Task instructions => Every line containing the word "Perfil" is to be copied from the data below.

Items from a dataset:
--*--

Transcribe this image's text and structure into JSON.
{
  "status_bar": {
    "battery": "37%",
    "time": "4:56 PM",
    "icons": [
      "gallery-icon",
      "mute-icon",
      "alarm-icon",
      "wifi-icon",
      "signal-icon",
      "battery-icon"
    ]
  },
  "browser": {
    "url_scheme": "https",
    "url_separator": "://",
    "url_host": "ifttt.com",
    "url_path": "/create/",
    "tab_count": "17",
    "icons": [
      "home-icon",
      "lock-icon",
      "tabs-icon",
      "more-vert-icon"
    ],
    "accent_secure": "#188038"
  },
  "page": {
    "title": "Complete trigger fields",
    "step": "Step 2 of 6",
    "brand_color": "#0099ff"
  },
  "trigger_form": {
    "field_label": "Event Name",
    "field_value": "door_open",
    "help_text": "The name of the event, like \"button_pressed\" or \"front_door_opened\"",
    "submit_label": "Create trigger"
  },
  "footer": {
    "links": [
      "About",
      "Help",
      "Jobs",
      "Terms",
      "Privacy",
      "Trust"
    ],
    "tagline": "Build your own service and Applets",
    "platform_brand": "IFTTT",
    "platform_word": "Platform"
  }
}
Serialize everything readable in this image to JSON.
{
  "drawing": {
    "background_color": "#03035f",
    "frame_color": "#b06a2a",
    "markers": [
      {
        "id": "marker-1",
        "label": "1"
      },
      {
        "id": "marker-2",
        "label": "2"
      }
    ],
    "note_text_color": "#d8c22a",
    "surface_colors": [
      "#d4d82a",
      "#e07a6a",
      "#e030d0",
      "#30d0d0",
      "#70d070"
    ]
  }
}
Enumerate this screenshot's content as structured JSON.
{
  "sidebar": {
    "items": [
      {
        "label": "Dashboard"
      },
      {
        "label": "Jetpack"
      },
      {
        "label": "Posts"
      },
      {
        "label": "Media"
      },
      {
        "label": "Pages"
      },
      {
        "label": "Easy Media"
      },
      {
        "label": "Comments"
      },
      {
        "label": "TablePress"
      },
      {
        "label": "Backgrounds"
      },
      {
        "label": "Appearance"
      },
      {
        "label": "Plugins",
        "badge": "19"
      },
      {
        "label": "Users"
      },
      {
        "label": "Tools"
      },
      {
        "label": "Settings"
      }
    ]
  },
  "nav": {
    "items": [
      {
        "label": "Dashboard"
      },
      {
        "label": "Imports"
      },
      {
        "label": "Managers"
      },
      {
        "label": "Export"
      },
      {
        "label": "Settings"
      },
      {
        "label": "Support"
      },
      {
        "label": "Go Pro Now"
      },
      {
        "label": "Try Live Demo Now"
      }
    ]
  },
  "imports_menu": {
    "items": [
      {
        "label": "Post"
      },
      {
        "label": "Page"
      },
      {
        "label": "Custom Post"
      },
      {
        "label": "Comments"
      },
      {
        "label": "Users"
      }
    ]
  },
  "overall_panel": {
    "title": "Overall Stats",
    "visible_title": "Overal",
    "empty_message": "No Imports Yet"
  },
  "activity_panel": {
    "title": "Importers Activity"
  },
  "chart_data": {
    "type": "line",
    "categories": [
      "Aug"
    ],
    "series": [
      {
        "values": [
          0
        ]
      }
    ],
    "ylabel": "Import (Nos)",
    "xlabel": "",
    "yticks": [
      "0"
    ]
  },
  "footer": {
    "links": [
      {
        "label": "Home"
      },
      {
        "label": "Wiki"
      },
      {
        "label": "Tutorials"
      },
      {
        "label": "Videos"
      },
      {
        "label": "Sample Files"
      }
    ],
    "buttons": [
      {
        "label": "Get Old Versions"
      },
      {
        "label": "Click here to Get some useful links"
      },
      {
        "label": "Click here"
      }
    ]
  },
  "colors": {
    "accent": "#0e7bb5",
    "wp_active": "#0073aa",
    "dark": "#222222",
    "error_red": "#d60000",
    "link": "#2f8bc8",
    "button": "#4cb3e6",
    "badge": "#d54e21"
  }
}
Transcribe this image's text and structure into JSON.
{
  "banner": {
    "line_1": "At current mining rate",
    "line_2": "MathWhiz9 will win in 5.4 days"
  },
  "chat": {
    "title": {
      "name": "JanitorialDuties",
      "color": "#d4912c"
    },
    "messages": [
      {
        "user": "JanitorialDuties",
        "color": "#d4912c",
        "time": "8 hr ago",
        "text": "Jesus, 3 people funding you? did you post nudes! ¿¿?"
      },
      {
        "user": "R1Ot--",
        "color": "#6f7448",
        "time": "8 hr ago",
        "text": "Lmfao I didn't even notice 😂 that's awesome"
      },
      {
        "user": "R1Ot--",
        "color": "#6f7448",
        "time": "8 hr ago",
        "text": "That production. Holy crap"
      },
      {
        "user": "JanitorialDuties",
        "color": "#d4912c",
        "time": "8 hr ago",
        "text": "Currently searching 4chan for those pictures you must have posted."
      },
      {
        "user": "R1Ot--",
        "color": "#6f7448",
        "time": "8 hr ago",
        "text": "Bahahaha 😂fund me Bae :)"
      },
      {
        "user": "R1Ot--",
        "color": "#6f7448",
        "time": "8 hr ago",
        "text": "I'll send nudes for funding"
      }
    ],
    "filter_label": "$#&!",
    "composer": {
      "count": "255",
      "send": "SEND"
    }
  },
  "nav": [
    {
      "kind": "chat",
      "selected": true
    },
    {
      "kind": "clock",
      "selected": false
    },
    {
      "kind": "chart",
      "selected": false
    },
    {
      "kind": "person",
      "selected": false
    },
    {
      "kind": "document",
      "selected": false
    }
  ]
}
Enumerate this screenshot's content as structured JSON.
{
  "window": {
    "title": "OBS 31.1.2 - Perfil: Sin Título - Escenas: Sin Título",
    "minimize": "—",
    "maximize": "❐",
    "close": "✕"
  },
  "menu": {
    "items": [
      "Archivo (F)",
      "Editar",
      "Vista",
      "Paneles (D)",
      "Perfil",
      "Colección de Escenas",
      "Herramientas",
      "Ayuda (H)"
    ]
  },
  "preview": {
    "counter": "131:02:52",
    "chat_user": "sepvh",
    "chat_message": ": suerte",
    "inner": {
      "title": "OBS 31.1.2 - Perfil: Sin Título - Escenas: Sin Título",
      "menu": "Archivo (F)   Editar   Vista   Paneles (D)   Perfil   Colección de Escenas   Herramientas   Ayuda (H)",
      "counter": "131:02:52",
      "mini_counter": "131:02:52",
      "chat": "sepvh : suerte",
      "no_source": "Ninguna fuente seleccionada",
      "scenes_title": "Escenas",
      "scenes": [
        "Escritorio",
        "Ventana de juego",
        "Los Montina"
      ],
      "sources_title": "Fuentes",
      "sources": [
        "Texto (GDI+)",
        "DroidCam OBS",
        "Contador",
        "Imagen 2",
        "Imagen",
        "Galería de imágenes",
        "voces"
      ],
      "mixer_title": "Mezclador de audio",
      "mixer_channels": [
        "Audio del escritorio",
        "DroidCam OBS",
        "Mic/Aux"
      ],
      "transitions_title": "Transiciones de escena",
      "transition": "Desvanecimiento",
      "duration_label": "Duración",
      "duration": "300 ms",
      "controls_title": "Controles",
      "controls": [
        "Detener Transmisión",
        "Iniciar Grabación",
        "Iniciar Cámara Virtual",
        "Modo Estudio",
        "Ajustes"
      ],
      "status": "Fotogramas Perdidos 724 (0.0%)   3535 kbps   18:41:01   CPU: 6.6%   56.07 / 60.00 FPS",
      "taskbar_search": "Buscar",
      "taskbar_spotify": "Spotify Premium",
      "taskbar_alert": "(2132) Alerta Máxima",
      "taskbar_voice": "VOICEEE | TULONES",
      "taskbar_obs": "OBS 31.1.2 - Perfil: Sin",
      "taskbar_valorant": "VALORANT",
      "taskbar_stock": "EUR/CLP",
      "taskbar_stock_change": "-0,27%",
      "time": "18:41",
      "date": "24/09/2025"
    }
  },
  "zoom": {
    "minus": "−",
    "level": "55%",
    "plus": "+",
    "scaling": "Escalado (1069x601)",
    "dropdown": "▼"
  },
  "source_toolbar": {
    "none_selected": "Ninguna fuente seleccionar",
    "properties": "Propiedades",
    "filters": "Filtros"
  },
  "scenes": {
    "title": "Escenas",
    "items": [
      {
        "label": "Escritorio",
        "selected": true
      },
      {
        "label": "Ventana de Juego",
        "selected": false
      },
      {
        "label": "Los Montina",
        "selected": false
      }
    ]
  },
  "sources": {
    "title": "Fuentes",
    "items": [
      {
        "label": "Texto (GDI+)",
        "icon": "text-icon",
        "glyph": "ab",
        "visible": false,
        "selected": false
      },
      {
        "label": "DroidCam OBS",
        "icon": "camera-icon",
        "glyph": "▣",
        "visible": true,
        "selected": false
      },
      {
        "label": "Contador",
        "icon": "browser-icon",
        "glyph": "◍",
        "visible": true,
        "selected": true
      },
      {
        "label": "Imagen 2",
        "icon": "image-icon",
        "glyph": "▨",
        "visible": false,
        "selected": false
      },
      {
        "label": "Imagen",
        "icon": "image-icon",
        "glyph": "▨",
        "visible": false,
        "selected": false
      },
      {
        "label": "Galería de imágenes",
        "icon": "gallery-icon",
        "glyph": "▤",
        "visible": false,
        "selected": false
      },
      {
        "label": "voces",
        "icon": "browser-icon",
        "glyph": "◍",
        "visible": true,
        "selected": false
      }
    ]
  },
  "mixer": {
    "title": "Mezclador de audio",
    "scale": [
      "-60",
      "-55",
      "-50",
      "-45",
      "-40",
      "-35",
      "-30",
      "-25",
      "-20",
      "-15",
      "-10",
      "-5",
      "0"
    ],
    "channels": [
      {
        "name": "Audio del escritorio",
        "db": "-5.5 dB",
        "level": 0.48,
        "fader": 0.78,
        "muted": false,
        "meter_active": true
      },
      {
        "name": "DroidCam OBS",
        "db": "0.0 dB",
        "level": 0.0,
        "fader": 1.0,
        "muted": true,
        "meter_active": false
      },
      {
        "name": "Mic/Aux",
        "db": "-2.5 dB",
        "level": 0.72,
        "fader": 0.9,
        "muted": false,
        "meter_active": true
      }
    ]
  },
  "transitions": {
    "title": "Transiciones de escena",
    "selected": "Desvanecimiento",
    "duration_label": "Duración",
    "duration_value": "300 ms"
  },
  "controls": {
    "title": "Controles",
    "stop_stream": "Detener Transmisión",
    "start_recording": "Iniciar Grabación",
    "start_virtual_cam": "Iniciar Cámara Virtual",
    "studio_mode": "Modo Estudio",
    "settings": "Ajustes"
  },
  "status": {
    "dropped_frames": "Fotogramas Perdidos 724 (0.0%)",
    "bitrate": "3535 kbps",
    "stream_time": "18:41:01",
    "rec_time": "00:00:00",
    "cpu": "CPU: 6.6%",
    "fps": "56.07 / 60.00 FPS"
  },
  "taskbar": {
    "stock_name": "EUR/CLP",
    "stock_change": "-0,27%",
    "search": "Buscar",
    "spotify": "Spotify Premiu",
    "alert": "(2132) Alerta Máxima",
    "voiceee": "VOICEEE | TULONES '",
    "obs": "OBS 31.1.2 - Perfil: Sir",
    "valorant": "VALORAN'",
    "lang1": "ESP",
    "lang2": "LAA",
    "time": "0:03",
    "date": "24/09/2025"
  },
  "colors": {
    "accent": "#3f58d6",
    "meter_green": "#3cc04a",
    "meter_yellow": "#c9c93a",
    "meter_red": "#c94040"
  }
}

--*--

Exercise answer =>
    "title": "OBS 31.1.2 - Perfil: Sin Título - Escenas: Sin Título",
      "Perfil",
      "title": "OBS 31.1.2 - Perfil: Sin Título - Escenas: Sin Título",
      "menu": "Archivo (F)   Editar   Vista   Paneles (D)   Perfil   Colección de Escenas   Herramientas   Ayuda (H)",
      "taskbar_obs": "OBS 31.1.2 - Perfil: Sin",
    "obs": "OBS 31.1.2 - Perfil: Sir",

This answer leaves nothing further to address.